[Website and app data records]

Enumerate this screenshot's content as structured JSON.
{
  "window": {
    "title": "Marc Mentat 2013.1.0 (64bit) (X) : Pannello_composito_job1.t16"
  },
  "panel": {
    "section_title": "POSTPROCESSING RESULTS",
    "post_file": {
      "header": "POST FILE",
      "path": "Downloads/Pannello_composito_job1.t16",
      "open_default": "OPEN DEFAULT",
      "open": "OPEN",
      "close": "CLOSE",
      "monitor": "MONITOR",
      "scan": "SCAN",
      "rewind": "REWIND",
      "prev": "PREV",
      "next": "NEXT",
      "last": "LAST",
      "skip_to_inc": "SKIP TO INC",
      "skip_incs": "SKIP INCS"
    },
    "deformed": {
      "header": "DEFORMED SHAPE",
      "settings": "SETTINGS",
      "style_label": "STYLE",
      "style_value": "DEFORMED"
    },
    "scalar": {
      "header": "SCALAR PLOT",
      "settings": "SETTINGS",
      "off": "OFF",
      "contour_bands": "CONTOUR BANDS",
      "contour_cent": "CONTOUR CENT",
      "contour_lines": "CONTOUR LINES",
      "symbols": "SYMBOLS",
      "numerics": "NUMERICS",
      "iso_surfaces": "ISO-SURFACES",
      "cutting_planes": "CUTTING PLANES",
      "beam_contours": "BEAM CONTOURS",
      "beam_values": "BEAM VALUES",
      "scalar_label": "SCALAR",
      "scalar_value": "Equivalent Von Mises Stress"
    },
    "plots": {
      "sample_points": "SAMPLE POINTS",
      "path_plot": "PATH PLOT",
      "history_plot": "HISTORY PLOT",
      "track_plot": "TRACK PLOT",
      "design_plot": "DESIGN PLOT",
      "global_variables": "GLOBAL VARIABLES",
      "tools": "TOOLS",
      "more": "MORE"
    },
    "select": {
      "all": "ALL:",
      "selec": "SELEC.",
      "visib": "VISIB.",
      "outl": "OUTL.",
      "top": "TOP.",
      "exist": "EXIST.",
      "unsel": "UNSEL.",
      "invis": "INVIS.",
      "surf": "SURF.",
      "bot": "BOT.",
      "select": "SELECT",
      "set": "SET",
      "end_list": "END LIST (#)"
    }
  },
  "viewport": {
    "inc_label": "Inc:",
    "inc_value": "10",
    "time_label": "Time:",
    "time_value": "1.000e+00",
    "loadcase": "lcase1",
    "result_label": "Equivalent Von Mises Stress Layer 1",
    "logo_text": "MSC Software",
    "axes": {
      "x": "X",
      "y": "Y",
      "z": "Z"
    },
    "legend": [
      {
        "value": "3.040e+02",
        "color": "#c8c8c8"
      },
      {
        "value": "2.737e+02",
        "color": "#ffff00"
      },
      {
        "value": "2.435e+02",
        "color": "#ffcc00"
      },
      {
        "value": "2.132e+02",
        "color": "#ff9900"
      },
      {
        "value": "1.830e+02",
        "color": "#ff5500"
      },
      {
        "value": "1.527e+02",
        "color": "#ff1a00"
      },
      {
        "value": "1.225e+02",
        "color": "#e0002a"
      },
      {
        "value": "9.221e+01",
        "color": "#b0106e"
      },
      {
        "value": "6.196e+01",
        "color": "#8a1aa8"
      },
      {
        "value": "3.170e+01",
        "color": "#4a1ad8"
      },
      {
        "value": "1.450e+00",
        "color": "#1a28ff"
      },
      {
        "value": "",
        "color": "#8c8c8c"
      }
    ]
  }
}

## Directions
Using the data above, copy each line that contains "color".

## Your solution
        "color": "#c8c8c8"
        "color": "#ffff00"
        "color": "#ffcc00"
        "color": "#ff9900"
        "color": "#ff5500"
        "color": "#ff1a00"
        "color": "#e0002a"
        "color": "#b0106e"
        "color": "#8a1aa8"
        "color": "#4a1ad8"
        "color": "#1a28ff"
        "color": "#8c8c8c"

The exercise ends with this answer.